Component data from apps and pages
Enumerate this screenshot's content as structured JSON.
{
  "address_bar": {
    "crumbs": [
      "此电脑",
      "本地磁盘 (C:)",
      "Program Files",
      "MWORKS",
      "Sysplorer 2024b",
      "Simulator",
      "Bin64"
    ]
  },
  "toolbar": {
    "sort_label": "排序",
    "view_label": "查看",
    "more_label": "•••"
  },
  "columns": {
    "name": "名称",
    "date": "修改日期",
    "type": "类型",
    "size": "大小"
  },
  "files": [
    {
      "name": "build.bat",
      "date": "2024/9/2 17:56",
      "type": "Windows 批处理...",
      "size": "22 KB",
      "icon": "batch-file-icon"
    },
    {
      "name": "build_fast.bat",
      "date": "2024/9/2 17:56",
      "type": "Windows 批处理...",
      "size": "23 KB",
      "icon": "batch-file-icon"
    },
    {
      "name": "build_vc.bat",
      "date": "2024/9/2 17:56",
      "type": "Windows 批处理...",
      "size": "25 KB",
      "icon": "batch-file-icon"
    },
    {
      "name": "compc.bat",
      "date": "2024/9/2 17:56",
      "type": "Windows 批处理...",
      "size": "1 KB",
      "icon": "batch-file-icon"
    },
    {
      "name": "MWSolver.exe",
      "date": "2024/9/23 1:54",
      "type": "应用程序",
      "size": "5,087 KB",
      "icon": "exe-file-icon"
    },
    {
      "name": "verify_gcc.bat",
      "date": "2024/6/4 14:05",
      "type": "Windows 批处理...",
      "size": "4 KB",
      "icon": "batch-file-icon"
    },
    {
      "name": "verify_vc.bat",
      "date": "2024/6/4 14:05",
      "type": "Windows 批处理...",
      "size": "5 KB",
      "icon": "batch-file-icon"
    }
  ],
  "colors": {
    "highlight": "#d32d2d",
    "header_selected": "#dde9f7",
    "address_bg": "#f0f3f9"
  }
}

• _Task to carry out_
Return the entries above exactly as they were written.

• _Task solution_
Enumerate this screenshot's content as structured JSON.
{
  "address_bar": {
    "crumbs": [
      "此电脑",
      "本地磁盘 (C:)",
      "Program Files",
      "MWORKS",
      "Sysplorer 2024b",
      "Simulator",
      "Bin64"
    ]
  },
  "toolbar": {
    "sort_label": "排序",
    "view_label": "查看",
    "more_label": "•••"
  },
  "columns": {
    "name": "名称",
    "date": "修改日期",
    "type": "类型",
    "size": "大小"
  },
  "files": [
    {
      "name": "build.bat",
      "date": "2024/9/2 17:56",
      "type": "Windows 批处理...",
      "size": "22 KB",
      "icon": "batch-file-icon"
    },
    {
      "name": "build_fast.bat",
      "date": "2024/9/2 17:56",
      "type": "Windows 批处理...",
      "size": "23 KB",
      "icon": "batch-file-icon"
    },
    {
      "name": "build_vc.bat",
      "date": "2024/9/2 17:56",
      "type": "Windows 批处理...",
      "size": "25 KB",
      "icon": "batch-file-icon"
    },
    {
      "name": "compc.bat",
      "date": "2024/9/2 17:56",
      "type": "Windows 批处理...",
      "size": "1 KB",
      "icon": "batch-file-icon"
    },
    {
      "name": "MWSolver.exe",
      "date": "2024/9/23 1:54",
      "type": "应用程序",
      "size": "5,087 KB",
      "icon": "exe-file-icon"
    },
    {
      "name": "verify_gcc.bat",
      "date": "2024/6/4 14:05",
      "type": "Windows 批处理...",
      "size": "4 KB",
      "icon": "batch-file-icon"
    },
    {
      "name": "verify_vc.bat",
      "date": "2024/6/4 14:05",
      "type": "Windows 批处理...",
      "size": "5 KB",
      "icon": "batch-file-icon"
    }
  ],
  "colors": {
    "highlight": "#d32d2d",
    "header_selected": "#dde9f7",
    "address_bg": "#f0f3f9"
  }
}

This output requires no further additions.